Goal of the exercise
Every line of the data below is to be given again as it appears, with the images removed.

───── Material for the task ─────

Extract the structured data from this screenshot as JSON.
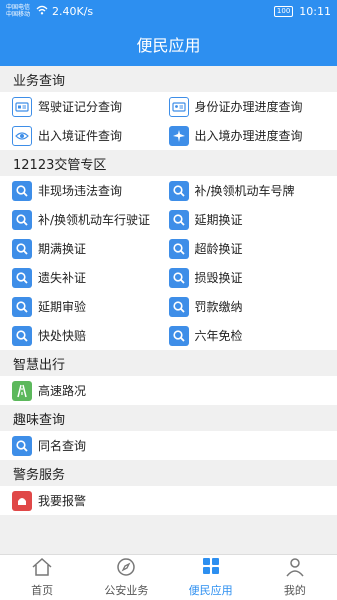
{
  "statusbar": {
    "carrier1": "中国电信",
    "carrier2": "中国移动",
    "speed": "2.40K/s",
    "battery": "100",
    "time": "10:11"
  },
  "title": "便民应用",
  "sections": [
    {
      "header": "业务查询",
      "items": [
        {
          "label": "驾驶证记分查询",
          "icon": "card-icon"
        },
        {
          "label": "身份证办理进度查询",
          "icon": "id-card-icon"
        },
        {
          "label": "出入境证件查询",
          "icon": "eye-icon"
        },
        {
          "label": "出入境办理进度查询",
          "icon": "airplane-icon"
        }
      ]
    },
    {
      "header": "12123交管专区",
      "items": [
        {
          "label": "非现场违法查询",
          "icon": "search-icon"
        },
        {
          "label": "补/换领机动车号牌",
          "icon": "search-icon"
        },
        {
          "label": "补/换领机动车行驶证",
          "icon": "search-icon"
        },
        {
          "label": "延期换证",
          "icon": "search-icon"
        },
        {
          "label": "期满换证",
          "icon": "search-icon"
        },
        {
          "label": "超龄换证",
          "icon": "search-icon"
        },
        {
          "label": "遗失补证",
          "icon": "search-icon"
        },
        {
          "label": "损毁换证",
          "icon": "search-icon"
        },
        {
          "label": "延期审验",
          "icon": "search-icon"
        },
        {
          "label": "罚款缴纳",
          "icon": "search-icon"
        },
        {
          "label": "快处快赔",
          "icon": "search-icon"
        },
        {
          "label": "六年免检",
          "icon": "search-icon"
        }
      ]
    },
    {
      "header": "智慧出行",
      "items": [
        {
          "label": "高速路况",
          "icon": "road-icon"
        }
      ]
    },
    {
      "header": "趣味查询",
      "items": [
        {
          "label": "同名查询",
          "icon": "search-icon"
        }
      ]
    },
    {
      "header": "警务服务",
      "items": [
        {
          "label": "我要报警",
          "icon": "alarm-icon"
        }
      ]
    }
  ],
  "tabs": [
    {
      "label": "首页",
      "icon": "home-icon",
      "active": false
    },
    {
      "label": "公安业务",
      "icon": "compass-icon",
      "active": false
    },
    {
      "label": "便民应用",
      "icon": "grid-icon",
      "active": true
    },
    {
      "label": "我的",
      "icon": "user-icon",
      "active": false
    }
  ],
  "colors": {
    "primary": "#2d8ff0",
    "icon_blue": "#3e8ee8",
    "icon_green": "#5cb85c",
    "alarm_red": "#e04848"
  }
}
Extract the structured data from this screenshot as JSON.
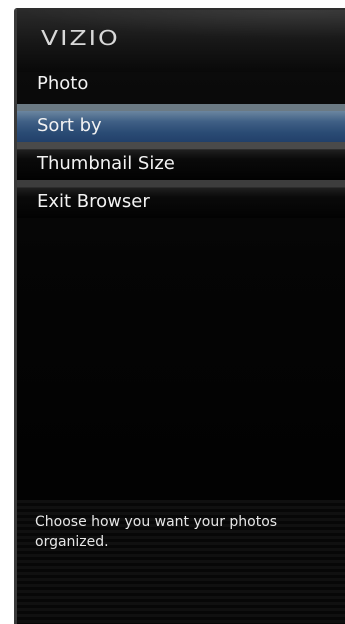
{
  "brand": {
    "logo_text": "VIZIO"
  },
  "menu": {
    "items": [
      {
        "label": "Photo"
      },
      {
        "label": "Sort by",
        "selected": true
      },
      {
        "label": "Thumbnail Size"
      },
      {
        "label": "Exit Browser"
      }
    ]
  },
  "help": {
    "text": "Choose how you want your photos organized."
  },
  "colors": {
    "selection": "#2a4b74",
    "background": "#000000",
    "text": "#f2f2f2"
  }
}
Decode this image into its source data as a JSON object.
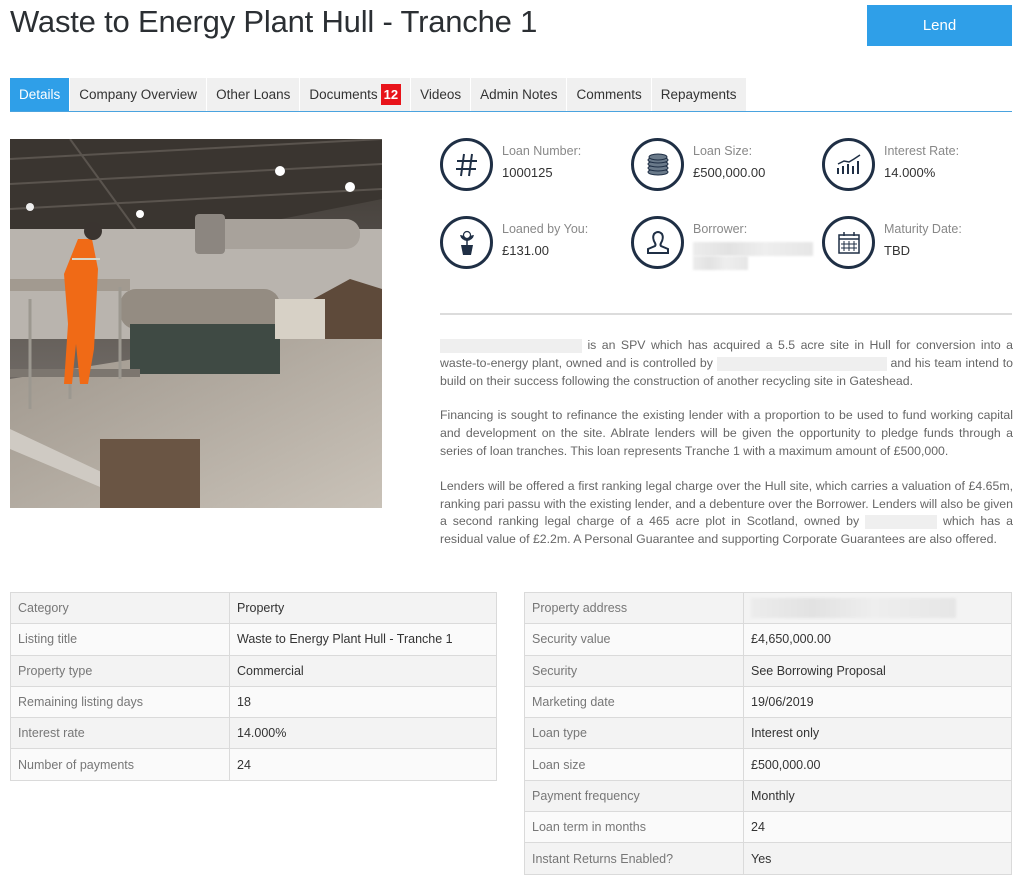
{
  "header": {
    "title": "Waste to Energy Plant Hull - Tranche 1",
    "lend_label": "Lend",
    "accent_color": "#2f9fe8"
  },
  "tabs": [
    {
      "label": "Details",
      "active": true
    },
    {
      "label": "Company Overview"
    },
    {
      "label": "Other Loans"
    },
    {
      "label": "Documents",
      "badge": "12"
    },
    {
      "label": "Videos"
    },
    {
      "label": "Admin Notes"
    },
    {
      "label": "Comments"
    },
    {
      "label": "Repayments"
    }
  ],
  "image": {
    "description": "Worker in orange hi-vis overalls standing on a walkway beside a rotary drum conveyor inside a recycling plant"
  },
  "stats": [
    {
      "icon": "hash-icon",
      "label": "Loan Number:",
      "value": "1000125"
    },
    {
      "icon": "coins-icon",
      "label": "Loan Size:",
      "value": "£500,000.00"
    },
    {
      "icon": "chart-up-icon",
      "label": "Interest Rate:",
      "value": "14.000%"
    },
    {
      "icon": "plant-money-icon",
      "label": "Loaned by You:",
      "value": "£131.00"
    },
    {
      "icon": "user-icon",
      "label": "Borrower:",
      "value": ""
    },
    {
      "icon": "calendar-icon",
      "label": "Maturity Date:",
      "value": "TBD"
    }
  ],
  "description": {
    "p1_part1": "is an SPV which has acquired a 5.5 acre site in Hull for conversion into a waste-to-energy plant, owned and is controlled by",
    "p1_part2": "and his team intend to build on their success following the construction of another recycling site in Gateshead.",
    "p2": "Financing is sought to refinance the existing lender with a proportion to be used to fund working capital and development on the site. Ablrate lenders will be given the opportunity to pledge funds through a series of loan tranches. This loan represents Tranche 1 with a maximum amount of £500,000.",
    "p3_part1": "Lenders will be offered a first ranking legal charge over the Hull site, which carries a valuation of £4.65m, ranking pari passu with the existing lender, and a debenture over the Borrower. Lenders will also be given a second ranking legal charge of a 465 acre plot in Scotland, owned by",
    "p3_part2": "which has a residual value of £2.2m. A Personal Guarantee and supporting Corporate Guarantees are also offered."
  },
  "table_left": [
    {
      "key": "Category",
      "value": "Property"
    },
    {
      "key": "Listing title",
      "value": "Waste to Energy Plant Hull - Tranche 1"
    },
    {
      "key": "Property type",
      "value": "Commercial"
    },
    {
      "key": "Remaining listing days",
      "value": "18"
    },
    {
      "key": "Interest rate",
      "value": "14.000%"
    },
    {
      "key": "Number of payments",
      "value": "24"
    }
  ],
  "table_right": [
    {
      "key": "Property address",
      "value": ""
    },
    {
      "key": "Security value",
      "value": "£4,650,000.00"
    },
    {
      "key": "Security",
      "value": "See Borrowing Proposal"
    },
    {
      "key": "Marketing date",
      "value": "19/06/2019"
    },
    {
      "key": "Loan type",
      "value": "Interest only"
    },
    {
      "key": "Loan size",
      "value": "£500,000.00"
    },
    {
      "key": "Payment frequency",
      "value": "Monthly"
    },
    {
      "key": "Loan term in months",
      "value": "24"
    },
    {
      "key": "Instant Returns Enabled?",
      "value": "Yes"
    }
  ]
}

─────

Output of the exercise
Extract the structured data from this screenshot as JSON.
{
  "statusbar": {
    "carrier1": "中国电信",
    "carrier2": "中国移动",
    "speed": "2.40K/s",
    "battery": "100",
    "time": "10:11"
  },
  "title": "便民应用",
  "sections": [
    {
      "header": "业务查询",
      "items": [
        {
          "label": "驾驶证记分查询",
          "icon": "card-icon"
        },
        {
          "label": "身份证办理进度查询",
          "icon": "id-card-icon"
        },
        {
          "label": "出入境证件查询",
          "icon": "eye-icon"
        },
        {
          "label": "出入境办理进度查询",
          "icon": "airplane-icon"
        }
      ]
    },
    {
      "header": "12123交管专区",
      "items": [
        {
          "label": "非现场违法查询",
          "icon": "search-icon"
        },
        {
          "label": "补/换领机动车号牌",
          "icon": "search-icon"
        },
        {
          "label": "补/换领机动车行驶证",
          "icon": "search-icon"
        },
        {
          "label": "延期换证",
          "icon": "search-icon"
        },
        {
          "label": "期满换证",
          "icon": "search-icon"
        },
        {
          "label": "超龄换证",
          "icon": "search-icon"
        },
        {
          "label": "遗失补证",
          "icon": "search-icon"
        },
        {
          "label": "损毁换证",
          "icon": "search-icon"
        },
        {
          "label": "延期审验",
          "icon": "search-icon"
        },
        {
          "label": "罚款缴纳",
          "icon": "search-icon"
        },
        {
          "label": "快处快赔",
          "icon": "search-icon"
        },
        {
          "label": "六年免检",
          "icon": "search-icon"
        }
      ]
    },
    {
      "header": "智慧出行",
      "items": [
        {
          "label": "高速路况",
          "icon": "road-icon"
        }
      ]
    },
    {
      "header": "趣味查询",
      "items": [
        {
          "label": "同名查询",
          "icon": "search-icon"
        }
      ]
    },
    {
      "header": "警务服务",
      "items": [
        {
          "label": "我要报警",
          "icon": "alarm-icon"
        }
      ]
    }
  ],
  "tabs": [
    {
      "label": "首页",
      "icon": "home-icon",
      "active": false
    },
    {
      "label": "公安业务",
      "icon": "compass-icon",
      "active": false
    },
    {
      "label": "便民应用",
      "icon": "grid-icon",
      "active": true
    },
    {
      "label": "我的",
      "icon": "user-icon",
      "active": false
    }
  ],
  "colors": {
    "primary": "#2d8ff0",
    "icon_blue": "#3e8ee8",
    "icon_green": "#5cb85c",
    "alarm_red": "#e04848"
  }
}
Extract the structured data from this screenshot as JSON.
{
  "brand": {
    "logo_text": "VIZIO"
  },
  "menu": {
    "items": [
      {
        "label": "Photo"
      },
      {
        "label": "Sort by",
        "selected": true
      },
      {
        "label": "Thumbnail Size"
      },
      {
        "label": "Exit Browser"
      }
    ]
  },
  "help": {
    "text": "Choose how you want your photos organized."
  },
  "colors": {
    "selection": "#2a4b74",
    "background": "#000000",
    "text": "#f2f2f2"
  }
}
Decode this image into its source data as a JSON object.
{
  "header": {
    "title": "Waste to Energy Plant Hull - Tranche 1",
    "lend_label": "Lend",
    "accent_color": "#2f9fe8"
  },
  "tabs": [
    {
      "label": "Details",
      "active": true
    },
    {
      "label": "Company Overview"
    },
    {
      "label": "Other Loans"
    },
    {
      "label": "Documents",
      "badge": "12"
    },
    {
      "label": "Videos"
    },
    {
      "label": "Admin Notes"
    },
    {
      "label": "Comments"
    },
    {
      "label": "Repayments"
    }
  ],
  "image": {
    "description": "Worker in orange hi-vis overalls standing on a walkway beside a rotary drum conveyor inside a recycling plant"
  },
  "stats": [
    {
      "icon": "hash-icon",
      "label": "Loan Number:",
      "value": "1000125"
    },
    {
      "icon": "coins-icon",
      "label": "Loan Size:",
      "value": "£500,000.00"
    },
    {
      "icon": "chart-up-icon",
      "label": "Interest Rate:",
      "value": "14.000%"
    },
    {
      "icon": "plant-money-icon",
      "label": "Loaned by You:",
      "value": "£131.00"
    },
    {
      "icon": "user-icon",
      "label": "Borrower:",
      "value": ""
    },
    {
      "icon": "calendar-icon",
      "label": "Maturity Date:",
      "value": "TBD"
    }
  ],
  "description": {
    "p1_part1": "is an SPV which has acquired a 5.5 acre site in Hull for conversion into a waste-to-energy plant, owned and is controlled by",
    "p1_part2": "and his team intend to build on their success following the construction of another recycling site in Gateshead.",
    "p2": "Financing is sought to refinance the existing lender with a proportion to be used to fund working capital and development on the site. Ablrate lenders will be given the opportunity to pledge funds through a series of loan tranches. This loan represents Tranche 1 with a maximum amount of £500,000.",
    "p3_part1": "Lenders will be offered a first ranking legal charge over the Hull site, which carries a valuation of £4.65m, ranking pari passu with the existing lender, and a debenture over the Borrower. Lenders will also be given a second ranking legal charge of a 465 acre plot in Scotland, owned by",
    "p3_part2": "which has a residual value of £2.2m. A Personal Guarantee and supporting Corporate Guarantees are also offered."
  },
  "table_left": [
    {
      "key": "Category",
      "value": "Property"
    },
    {
      "key": "Listing title",
      "value": "Waste to Energy Plant Hull - Tranche 1"
    },
    {
      "key": "Property type",
      "value": "Commercial"
    },
    {
      "key": "Remaining listing days",
      "value": "18"
    },
    {
      "key": "Interest rate",
      "value": "14.000%"
    },
    {
      "key": "Number of payments",
      "value": "24"
    }
  ],
  "table_right": [
    {
      "key": "Property address",
      "value": ""
    },
    {
      "key": "Security value",
      "value": "£4,650,000.00"
    },
    {
      "key": "Security",
      "value": "See Borrowing Proposal"
    },
    {
      "key": "Marketing date",
      "value": "19/06/2019"
    },
    {
      "key": "Loan type",
      "value": "Interest only"
    },
    {
      "key": "Loan size",
      "value": "£500,000.00"
    },
    {
      "key": "Payment frequency",
      "value": "Monthly"
    },
    {
      "key": "Loan term in months",
      "value": "24"
    },
    {
      "key": "Instant Returns Enabled?",
      "value": "Yes"
    }
  ]
}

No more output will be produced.